More? Of course more. These are the Clintons we’re talking about, and for them there never is an end to the pattern of corruption, conniving and double-dealing. Where one rabbit trail ends, another begins. As usual, they’re simply counting on the details to be too complicated to trigger a glazed-eyes reaction in a critical mass of voters.

So, Congress took possession of materials from the FBI’s investigation into the unprotected server that includes emails so sensitive Jason Chaffetz, chairman of the House Oversight Committee, can’t read them. What’ll you bet over at WikiLeaks Julian Assange already has?

A 7

And over the weekend we learned Huma Abedin, Clinton’s top campaign aide and her likely White House chief of staff, edited for a dozen years a radical Muslim magazine that actively opposed women’s rights and blamed U.S. policies for the attacks of 9/11.

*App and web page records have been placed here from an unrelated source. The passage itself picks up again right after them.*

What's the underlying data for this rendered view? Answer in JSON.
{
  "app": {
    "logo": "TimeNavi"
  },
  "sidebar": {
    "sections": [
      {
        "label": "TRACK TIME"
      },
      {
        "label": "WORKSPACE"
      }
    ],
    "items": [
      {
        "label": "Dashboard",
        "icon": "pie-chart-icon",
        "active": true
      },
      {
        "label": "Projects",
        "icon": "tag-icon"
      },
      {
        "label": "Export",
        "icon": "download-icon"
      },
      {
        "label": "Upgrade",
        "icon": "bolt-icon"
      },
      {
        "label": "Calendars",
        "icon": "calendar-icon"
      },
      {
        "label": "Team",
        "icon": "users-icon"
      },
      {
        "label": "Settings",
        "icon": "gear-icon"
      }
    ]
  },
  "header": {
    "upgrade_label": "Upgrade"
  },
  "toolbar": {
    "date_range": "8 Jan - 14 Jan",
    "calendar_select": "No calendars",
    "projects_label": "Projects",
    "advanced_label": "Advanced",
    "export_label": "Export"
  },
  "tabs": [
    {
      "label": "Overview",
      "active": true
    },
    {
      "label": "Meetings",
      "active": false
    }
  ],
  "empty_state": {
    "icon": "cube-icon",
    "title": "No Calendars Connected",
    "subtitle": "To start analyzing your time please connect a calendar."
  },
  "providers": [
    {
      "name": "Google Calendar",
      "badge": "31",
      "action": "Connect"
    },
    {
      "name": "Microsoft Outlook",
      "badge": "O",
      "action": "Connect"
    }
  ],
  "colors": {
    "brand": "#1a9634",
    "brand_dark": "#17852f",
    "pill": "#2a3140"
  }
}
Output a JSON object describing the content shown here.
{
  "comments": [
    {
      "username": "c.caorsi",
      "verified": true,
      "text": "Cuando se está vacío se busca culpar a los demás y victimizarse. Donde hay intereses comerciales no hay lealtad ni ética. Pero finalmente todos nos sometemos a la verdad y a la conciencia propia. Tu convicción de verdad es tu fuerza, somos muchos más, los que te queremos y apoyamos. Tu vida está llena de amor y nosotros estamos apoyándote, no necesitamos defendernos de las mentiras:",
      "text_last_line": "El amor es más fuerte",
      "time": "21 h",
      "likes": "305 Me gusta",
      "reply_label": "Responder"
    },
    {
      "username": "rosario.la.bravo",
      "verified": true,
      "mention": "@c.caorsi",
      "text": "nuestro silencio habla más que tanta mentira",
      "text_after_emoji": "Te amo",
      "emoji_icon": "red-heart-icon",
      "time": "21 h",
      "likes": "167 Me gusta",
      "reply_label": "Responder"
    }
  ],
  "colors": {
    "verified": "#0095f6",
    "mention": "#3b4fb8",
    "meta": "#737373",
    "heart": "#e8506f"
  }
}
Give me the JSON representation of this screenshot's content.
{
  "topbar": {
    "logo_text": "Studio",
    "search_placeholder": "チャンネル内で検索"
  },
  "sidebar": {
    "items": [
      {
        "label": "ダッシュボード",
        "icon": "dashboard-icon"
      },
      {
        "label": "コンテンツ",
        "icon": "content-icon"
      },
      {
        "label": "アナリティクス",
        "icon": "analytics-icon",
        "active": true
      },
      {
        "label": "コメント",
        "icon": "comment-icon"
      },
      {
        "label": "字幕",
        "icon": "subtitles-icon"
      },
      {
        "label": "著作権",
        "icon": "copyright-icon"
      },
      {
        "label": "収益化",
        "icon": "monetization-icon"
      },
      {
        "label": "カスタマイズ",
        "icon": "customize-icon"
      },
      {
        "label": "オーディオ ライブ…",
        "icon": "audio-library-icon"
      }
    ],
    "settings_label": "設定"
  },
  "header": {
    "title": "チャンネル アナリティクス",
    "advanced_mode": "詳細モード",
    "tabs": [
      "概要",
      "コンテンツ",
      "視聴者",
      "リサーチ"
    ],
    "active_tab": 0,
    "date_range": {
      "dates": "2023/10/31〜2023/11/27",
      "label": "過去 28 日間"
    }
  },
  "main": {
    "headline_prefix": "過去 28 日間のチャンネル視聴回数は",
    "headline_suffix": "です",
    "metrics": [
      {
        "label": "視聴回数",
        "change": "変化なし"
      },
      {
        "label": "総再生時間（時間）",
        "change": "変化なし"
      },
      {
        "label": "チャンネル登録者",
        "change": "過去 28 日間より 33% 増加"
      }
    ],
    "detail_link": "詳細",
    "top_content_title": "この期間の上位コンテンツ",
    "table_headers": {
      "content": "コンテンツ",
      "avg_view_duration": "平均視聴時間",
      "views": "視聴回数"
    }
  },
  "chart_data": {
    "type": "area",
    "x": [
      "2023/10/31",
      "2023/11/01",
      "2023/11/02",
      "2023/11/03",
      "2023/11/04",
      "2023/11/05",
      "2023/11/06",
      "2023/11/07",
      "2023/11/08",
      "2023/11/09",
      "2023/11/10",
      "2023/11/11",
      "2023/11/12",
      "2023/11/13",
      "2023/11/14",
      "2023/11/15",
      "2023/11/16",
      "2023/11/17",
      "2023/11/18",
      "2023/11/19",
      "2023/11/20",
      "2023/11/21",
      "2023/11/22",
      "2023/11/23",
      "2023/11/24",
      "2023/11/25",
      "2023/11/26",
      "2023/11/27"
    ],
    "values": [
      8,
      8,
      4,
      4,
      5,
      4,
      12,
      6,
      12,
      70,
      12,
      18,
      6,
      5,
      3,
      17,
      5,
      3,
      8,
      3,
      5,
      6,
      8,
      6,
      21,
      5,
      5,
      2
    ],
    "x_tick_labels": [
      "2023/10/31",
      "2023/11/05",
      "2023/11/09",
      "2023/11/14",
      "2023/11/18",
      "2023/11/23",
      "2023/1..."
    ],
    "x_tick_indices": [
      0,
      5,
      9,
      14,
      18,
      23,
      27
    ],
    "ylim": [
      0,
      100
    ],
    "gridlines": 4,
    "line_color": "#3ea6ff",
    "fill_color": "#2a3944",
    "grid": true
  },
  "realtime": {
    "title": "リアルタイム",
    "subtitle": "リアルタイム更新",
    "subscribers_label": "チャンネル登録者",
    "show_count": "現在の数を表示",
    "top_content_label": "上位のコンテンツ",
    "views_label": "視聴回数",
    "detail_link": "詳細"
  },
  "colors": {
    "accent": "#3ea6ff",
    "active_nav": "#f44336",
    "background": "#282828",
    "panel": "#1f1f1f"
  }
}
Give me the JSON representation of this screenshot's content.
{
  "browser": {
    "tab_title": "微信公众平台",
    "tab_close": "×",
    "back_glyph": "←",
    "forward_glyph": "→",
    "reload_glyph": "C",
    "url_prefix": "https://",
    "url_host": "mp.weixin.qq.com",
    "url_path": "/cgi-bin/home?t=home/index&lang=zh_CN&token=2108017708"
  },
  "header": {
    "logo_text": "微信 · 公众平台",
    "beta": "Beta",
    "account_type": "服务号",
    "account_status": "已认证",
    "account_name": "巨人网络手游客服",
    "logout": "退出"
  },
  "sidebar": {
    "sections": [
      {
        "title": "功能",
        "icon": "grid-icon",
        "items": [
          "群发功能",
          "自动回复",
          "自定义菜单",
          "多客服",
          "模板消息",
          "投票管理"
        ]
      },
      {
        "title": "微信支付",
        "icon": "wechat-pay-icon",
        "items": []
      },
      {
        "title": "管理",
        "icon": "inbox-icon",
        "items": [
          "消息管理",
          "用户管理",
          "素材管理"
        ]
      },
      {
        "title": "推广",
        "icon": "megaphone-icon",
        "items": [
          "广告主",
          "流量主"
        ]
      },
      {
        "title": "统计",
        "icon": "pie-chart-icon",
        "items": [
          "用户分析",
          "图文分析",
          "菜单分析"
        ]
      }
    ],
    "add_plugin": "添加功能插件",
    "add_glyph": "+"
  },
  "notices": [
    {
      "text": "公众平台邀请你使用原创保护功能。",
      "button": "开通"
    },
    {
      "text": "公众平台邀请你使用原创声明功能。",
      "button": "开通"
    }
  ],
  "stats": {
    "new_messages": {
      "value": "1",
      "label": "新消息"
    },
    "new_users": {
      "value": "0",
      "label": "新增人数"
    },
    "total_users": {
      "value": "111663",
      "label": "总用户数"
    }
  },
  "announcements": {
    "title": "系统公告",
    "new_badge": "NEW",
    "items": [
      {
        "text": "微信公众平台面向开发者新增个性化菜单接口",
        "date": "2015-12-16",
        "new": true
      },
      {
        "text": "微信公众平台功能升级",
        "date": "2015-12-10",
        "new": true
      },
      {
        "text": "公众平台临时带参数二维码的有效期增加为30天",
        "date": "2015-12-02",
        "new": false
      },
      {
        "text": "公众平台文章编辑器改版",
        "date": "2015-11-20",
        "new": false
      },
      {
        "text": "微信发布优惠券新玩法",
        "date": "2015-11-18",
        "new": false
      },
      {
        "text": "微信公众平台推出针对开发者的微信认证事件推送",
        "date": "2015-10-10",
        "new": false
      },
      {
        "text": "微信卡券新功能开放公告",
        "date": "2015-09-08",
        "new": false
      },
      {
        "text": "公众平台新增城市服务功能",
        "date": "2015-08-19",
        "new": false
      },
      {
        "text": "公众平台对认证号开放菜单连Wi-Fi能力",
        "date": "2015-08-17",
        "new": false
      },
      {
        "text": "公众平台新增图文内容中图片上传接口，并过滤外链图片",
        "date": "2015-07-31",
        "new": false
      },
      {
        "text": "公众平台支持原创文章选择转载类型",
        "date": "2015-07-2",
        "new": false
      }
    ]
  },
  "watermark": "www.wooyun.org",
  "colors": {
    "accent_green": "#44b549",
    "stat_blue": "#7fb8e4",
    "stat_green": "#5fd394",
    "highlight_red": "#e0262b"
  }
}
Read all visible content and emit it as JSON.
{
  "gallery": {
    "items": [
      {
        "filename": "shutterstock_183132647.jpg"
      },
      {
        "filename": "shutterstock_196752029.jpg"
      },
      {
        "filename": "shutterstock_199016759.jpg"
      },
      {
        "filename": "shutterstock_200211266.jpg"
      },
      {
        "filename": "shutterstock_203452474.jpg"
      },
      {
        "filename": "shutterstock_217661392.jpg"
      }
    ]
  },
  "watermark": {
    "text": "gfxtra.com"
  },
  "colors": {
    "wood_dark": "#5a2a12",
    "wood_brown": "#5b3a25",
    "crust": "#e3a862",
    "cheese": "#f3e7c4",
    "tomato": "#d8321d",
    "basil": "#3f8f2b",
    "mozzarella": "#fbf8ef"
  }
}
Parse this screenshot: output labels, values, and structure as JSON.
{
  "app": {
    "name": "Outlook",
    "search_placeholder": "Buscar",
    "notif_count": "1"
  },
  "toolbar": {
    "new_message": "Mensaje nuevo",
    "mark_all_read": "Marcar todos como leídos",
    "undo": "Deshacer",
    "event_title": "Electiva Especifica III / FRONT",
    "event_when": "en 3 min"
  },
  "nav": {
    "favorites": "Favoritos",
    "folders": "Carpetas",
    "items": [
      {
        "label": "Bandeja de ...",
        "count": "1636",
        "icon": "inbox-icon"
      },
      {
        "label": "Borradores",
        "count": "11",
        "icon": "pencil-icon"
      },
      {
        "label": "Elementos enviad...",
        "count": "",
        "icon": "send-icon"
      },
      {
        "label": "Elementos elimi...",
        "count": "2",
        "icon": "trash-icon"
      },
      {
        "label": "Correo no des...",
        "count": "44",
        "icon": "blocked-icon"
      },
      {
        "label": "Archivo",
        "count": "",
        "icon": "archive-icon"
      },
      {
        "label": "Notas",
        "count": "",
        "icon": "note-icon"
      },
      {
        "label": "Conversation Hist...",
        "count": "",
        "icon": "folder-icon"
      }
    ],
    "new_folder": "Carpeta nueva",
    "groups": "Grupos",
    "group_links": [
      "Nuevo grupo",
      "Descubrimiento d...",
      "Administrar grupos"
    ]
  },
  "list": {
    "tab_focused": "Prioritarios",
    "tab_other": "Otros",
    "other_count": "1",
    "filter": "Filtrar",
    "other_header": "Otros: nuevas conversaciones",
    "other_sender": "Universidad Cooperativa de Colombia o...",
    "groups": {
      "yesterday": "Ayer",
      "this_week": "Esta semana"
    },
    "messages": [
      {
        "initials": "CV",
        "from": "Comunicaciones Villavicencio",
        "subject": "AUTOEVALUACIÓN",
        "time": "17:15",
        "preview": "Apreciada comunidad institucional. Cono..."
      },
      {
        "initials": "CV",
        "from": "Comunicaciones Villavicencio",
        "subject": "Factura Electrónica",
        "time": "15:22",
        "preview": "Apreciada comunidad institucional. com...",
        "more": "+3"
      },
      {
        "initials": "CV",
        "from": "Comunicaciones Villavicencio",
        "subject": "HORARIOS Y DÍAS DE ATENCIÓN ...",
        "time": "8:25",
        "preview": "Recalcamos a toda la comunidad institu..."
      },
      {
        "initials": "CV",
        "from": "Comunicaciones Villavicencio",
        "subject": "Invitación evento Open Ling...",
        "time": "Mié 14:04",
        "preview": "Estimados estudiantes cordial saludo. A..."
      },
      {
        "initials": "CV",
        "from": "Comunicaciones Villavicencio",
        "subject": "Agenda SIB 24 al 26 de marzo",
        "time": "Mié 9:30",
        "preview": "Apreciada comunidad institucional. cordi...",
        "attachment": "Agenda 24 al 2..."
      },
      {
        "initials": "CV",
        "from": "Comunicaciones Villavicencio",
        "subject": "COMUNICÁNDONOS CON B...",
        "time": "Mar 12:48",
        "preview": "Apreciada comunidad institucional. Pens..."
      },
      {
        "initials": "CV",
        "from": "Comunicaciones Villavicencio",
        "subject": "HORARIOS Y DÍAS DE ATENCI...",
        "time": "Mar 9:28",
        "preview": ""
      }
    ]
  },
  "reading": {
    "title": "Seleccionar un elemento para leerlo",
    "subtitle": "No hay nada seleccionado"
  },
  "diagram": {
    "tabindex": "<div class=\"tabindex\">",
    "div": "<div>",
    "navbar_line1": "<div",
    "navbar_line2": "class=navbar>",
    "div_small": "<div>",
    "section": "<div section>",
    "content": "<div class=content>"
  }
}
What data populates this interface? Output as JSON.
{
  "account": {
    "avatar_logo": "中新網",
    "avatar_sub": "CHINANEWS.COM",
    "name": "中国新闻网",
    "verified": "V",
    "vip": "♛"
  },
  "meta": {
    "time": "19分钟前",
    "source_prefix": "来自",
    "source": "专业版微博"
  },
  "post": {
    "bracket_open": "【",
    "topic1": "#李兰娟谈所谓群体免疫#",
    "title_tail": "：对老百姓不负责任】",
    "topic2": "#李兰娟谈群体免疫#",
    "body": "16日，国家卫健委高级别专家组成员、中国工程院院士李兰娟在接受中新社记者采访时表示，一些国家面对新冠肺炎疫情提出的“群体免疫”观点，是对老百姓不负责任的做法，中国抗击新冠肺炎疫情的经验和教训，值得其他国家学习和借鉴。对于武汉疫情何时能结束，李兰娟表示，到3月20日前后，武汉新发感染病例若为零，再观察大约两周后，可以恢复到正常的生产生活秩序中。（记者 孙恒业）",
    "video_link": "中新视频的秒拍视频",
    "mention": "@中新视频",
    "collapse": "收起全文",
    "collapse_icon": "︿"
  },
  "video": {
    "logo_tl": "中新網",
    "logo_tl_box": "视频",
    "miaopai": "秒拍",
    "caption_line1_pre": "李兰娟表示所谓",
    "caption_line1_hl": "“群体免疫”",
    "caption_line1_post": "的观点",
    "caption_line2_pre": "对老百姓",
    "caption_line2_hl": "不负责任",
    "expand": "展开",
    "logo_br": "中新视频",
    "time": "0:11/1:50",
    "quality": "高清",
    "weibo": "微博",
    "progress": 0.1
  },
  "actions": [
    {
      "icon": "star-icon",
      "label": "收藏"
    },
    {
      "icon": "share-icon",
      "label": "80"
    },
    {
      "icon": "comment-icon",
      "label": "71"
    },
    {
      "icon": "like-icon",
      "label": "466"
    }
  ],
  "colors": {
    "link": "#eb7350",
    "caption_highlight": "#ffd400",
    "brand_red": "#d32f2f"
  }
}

Did the State Department know? An agency spokesman was cagy. She was “thoroughly vetted,” he said. Which means either the red flags went up, but nobody cared — because Hillary wanted her and had already lost Sidney Blumenthal — or they missed it. Neither choice provides much comfort.

And you wonder why Hilllary doesn’t do press conferences (none — zero — in 2016), and submits only to rigidly structured interviews.

All the while, Hillary has been hopscotching across New England and the Left Coast, attending fundraisers in the homes of the top hoity-toity percent where a five-figure donation is the price of admission.

But suppose Trump keeps laying the coherent predicate for conservative proposals that would strengthen the economy, expand job creation, boost wages, reach out to minorities, address rationally our immigration woes and strengthen the United States internationally?

I know. I hear myself. Suppose Donald Trump runs as Marco Rubio … only with a Mr. Hyde Twitter habit.

Still, given the campaigns’ current trajectories, would it be out of the question to emerge from Labor Day weekend, as the unpronounceable GOP chief Reince Priebus predicts, with the race in a dead heat?

Stranger things have happened. Stranger things, indeed.


Veteran journalist and center-right blogger Tom Jackson has worked for newspapers in Washington D.C., Sacramento, Calif., and Tampa, Fla., racking up state and national awards for writing, editing and design along the way. Tom also has been published in assorted sports magazines, and his work has been included in several annual “Best Sports Stories” collections. A University of Florida alumnus, St. Louis Cardinals fan and eager-if-haphazard golfer, Tom splits time between Tampa and Cashiers, N.C., with his wife, two children and a couple of yappy dogs.